It also possesses the power of combining with most metallic oxides at high temperatures, forming borates, which in many cases show characteristic colours.
The theory most widely accepted at present is that glass is a quickly solidified solution, in which silica, silicates, borates, phosphates and aluminates may be either solvents or solutes, and metallic oxides and metals may be held either in solution or in suspension.
The metallic borates are generally obtained in the hydrated condition, and with the exception of those of the alkali metals, are insoluble in water.
The most important of the borates is sodium pyroborate or borax (q.v.).
Fused borax dissolves many metallic oxides, forming complex borates which in many cases show characteristic colours.
More recently, the extensive deposits of borates (chiefly, however, of calcium; see Colemanite) in the Mohave desert on the borders of California and Nevada, and in the Atacama desert in South America, have been the chief commercial sources of boron compounds.
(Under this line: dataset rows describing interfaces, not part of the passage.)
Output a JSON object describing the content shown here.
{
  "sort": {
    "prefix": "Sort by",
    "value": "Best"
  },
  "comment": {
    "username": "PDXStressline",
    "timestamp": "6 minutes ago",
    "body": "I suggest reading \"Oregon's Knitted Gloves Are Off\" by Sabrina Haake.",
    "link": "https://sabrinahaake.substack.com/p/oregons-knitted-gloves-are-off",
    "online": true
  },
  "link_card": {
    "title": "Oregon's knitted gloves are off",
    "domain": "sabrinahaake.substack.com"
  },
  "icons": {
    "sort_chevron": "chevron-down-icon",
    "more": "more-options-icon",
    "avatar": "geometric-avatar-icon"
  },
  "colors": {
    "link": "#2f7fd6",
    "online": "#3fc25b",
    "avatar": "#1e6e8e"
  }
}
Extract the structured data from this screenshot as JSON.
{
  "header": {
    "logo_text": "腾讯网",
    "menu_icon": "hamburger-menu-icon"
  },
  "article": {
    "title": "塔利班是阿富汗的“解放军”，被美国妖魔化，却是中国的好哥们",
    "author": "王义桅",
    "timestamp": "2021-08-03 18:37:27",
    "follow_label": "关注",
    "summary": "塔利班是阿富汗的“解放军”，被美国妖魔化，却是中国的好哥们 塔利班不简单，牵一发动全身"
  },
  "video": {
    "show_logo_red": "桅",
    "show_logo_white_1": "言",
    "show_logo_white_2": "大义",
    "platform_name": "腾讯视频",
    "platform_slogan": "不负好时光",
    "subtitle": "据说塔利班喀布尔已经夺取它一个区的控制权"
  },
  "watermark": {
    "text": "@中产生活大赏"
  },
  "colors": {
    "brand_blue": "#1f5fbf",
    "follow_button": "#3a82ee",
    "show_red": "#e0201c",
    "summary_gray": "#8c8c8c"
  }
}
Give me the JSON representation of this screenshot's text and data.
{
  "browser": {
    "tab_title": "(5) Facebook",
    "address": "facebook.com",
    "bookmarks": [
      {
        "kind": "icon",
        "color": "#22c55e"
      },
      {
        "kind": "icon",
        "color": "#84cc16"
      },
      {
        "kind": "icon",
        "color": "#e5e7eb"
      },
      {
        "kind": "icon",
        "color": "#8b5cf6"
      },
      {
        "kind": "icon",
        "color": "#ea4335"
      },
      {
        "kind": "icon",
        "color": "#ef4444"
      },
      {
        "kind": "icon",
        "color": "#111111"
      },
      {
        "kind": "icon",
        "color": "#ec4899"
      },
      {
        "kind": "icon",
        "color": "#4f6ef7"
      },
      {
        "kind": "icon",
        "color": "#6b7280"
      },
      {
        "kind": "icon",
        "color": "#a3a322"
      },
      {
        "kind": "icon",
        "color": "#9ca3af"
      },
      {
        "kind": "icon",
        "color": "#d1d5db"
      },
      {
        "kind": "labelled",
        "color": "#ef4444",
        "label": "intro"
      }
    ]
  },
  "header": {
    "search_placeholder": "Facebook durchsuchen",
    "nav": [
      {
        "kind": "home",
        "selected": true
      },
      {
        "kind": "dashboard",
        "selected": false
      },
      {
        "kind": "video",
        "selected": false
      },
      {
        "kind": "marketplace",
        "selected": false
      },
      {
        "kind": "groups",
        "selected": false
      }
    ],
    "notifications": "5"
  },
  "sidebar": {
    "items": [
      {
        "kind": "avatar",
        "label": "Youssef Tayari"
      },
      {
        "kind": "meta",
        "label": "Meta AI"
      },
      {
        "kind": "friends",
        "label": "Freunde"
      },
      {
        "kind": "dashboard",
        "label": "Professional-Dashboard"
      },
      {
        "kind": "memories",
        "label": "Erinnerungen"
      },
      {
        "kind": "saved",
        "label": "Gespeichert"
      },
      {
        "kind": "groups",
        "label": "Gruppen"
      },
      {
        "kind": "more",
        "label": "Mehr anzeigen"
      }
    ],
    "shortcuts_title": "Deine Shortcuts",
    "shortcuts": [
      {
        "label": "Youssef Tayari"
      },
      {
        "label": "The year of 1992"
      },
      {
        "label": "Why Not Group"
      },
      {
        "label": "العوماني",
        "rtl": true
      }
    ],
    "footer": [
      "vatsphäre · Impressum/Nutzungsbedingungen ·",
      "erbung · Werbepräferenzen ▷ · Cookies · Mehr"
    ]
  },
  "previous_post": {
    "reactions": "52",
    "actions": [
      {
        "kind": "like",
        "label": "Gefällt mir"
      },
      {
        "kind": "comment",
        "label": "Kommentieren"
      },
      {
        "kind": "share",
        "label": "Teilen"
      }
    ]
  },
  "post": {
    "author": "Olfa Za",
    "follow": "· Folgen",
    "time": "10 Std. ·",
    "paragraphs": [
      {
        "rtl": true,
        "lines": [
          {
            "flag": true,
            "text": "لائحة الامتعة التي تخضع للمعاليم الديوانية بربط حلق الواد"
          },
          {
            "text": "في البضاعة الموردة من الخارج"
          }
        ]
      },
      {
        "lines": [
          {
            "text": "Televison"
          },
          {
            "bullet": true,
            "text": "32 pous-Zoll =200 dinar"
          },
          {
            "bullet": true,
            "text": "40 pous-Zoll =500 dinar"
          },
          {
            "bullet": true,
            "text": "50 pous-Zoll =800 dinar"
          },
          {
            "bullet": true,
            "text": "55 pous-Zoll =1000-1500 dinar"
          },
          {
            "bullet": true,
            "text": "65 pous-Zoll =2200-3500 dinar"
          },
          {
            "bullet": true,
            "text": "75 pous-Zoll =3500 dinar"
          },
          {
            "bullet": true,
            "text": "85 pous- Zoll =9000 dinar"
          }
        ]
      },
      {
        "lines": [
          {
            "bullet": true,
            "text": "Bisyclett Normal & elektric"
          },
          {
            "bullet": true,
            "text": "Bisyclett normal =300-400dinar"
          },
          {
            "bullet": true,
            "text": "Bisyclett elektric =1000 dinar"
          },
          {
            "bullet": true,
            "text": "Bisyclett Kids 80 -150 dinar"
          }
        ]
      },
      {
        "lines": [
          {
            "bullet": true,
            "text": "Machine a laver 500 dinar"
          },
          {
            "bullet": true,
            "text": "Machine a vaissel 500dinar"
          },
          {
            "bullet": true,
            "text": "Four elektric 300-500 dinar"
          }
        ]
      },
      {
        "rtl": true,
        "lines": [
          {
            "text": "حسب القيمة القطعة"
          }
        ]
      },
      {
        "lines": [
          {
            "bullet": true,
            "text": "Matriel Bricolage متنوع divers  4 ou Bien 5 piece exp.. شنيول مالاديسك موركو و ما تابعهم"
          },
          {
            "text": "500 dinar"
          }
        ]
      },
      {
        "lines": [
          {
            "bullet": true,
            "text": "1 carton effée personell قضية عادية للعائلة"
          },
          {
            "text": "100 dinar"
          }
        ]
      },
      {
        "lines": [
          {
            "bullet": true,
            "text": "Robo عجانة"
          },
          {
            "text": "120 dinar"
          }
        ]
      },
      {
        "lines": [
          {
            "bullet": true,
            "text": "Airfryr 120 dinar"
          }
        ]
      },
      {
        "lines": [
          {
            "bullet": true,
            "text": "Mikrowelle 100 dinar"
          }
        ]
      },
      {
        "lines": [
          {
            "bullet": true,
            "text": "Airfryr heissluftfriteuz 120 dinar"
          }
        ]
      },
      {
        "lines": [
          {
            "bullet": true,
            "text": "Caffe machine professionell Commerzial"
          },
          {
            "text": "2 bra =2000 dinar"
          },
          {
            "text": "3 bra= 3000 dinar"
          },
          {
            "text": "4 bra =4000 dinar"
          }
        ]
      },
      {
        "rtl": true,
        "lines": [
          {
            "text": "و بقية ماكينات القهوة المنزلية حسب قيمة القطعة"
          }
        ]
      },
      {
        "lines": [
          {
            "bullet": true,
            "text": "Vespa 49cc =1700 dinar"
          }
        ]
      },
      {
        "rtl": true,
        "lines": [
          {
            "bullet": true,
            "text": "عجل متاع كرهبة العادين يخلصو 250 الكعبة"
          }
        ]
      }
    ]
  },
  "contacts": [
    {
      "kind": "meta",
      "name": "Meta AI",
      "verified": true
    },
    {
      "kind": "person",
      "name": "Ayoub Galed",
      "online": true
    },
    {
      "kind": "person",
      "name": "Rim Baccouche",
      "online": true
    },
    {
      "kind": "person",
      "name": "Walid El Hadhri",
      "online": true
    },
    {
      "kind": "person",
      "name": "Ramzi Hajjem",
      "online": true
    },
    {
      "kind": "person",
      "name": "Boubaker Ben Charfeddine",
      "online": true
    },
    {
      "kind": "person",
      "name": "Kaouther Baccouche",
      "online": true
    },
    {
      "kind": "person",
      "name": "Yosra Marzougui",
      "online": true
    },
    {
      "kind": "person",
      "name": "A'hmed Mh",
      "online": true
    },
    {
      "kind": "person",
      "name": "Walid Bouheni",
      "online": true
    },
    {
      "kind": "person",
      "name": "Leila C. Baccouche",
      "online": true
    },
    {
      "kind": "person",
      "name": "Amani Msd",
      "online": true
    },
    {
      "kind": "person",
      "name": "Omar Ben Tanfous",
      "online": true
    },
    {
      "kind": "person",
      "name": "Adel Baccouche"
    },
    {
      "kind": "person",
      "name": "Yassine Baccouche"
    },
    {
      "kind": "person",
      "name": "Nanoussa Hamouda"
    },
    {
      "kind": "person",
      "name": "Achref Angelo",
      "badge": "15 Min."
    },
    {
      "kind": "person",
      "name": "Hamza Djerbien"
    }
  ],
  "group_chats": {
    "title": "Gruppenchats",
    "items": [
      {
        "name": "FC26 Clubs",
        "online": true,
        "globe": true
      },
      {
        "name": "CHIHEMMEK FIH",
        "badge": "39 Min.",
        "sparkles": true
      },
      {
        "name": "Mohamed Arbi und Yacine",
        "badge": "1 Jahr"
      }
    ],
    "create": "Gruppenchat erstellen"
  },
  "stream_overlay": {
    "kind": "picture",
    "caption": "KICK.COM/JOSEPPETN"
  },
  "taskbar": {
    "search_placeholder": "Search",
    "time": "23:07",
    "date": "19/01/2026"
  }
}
The deposits formed by evaporation from these lakes and marshes or salines, are mixtures of borates, various alkaline salts (sodium carbonate, sulphate, chloride), gypsum, &c. In the mud of the lakes and in the surrounding marshy soil fine isolated crystals of borax are frequently found.